L’objectif de cet article était d’évaluer la capacité de la limite de travail thermique à recommander des niveaux maximaux durables de stress thermique en utilisant une base de données existante d’essais de stress thermique progressif utilisant quatre niveaux de vêtements (vêtements tissés, barrière de particules, barrière d’eau et barrière de vapeur), trois niveaux d’humidité relative et trois niveaux de taux métabolique.
Thermal Work Limit (TWL) recommends a maximum metabolic rate for a given environmental condition, clothing ensemble, and acclimatization state so that thermal equilibrium can be sustained at or below the limiting metabolic rate.
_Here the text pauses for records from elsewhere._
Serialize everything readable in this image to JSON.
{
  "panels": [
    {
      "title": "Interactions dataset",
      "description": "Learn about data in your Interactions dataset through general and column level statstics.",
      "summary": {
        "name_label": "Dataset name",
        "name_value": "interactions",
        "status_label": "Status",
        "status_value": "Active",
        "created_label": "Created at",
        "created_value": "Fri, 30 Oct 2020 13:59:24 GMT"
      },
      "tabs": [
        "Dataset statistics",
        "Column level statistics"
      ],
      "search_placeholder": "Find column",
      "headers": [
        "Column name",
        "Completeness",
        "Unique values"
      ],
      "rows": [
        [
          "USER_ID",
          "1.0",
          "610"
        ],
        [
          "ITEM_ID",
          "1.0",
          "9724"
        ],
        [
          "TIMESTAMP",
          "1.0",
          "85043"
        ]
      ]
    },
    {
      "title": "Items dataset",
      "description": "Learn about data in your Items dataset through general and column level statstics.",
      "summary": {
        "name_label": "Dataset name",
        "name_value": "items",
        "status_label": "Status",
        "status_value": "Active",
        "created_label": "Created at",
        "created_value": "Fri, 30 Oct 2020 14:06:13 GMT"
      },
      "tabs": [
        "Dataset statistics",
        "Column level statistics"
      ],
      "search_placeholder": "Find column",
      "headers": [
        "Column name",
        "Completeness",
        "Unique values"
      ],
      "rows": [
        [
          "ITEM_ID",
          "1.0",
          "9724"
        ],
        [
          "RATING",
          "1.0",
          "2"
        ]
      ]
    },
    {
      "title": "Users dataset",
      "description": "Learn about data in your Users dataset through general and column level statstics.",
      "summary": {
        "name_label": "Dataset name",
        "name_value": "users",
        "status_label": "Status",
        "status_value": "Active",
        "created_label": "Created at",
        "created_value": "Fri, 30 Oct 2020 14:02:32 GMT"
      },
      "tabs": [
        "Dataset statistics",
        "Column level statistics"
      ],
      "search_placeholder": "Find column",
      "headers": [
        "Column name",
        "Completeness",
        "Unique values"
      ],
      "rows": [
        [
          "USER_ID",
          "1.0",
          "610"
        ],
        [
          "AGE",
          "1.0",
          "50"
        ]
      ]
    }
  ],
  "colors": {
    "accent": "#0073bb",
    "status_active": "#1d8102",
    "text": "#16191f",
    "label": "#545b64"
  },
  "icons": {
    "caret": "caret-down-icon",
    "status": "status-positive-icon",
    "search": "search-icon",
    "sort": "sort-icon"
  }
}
The purpose of this paper was to assess the ability of TWL to recommend maximum sustainable levels of heat stress using an existing database of progressive heat stress trials using four levels of clothing (woven clothing, particle barrier, water barrier, and vapor barrier), three levels of relative humidity, and three levels of metabolic rate. Each trial had a compensable and an uncompensable observation plus and observation at the transition point from compensable to uncompensable. Each observation was classified as a case (steady increase in rectal temperature) or non-case (steady rectal temperature). The data were used to compare the difference between the observed metabolic rate (Mobs) and the limiting metabolic rate of TWL (i.e., ∆LimitTWL = Mobs − TWL), where ∆LimitTWL > 0 was above the TWL limit. The sensitivity and specificity for each of the four clothing ensembles were about 0.96 and about 0.20, respectively. Logistic regression for all the data found that ∆LimitTWL, clothing, metabolic rate, and water vapor pressure were significant predictors of outcome. The ln(odds) equations for each clothing ensemble predicted a probability of an uncompensable exposure. The probability of an uncompensable outcome (case) when ∆LimitTWL = 0 was 0.14 for work clothes and particle barrier, and 0.22 for water barrier and vapor barrier. The probability of a case at ∆LimitTWL = 0 was greater than the probability of a case for the wet bulb globe temperature-based exposure limits where the probability of a case was 0.01. That is, the TWL was less restrictive than WBGT but with higher risk.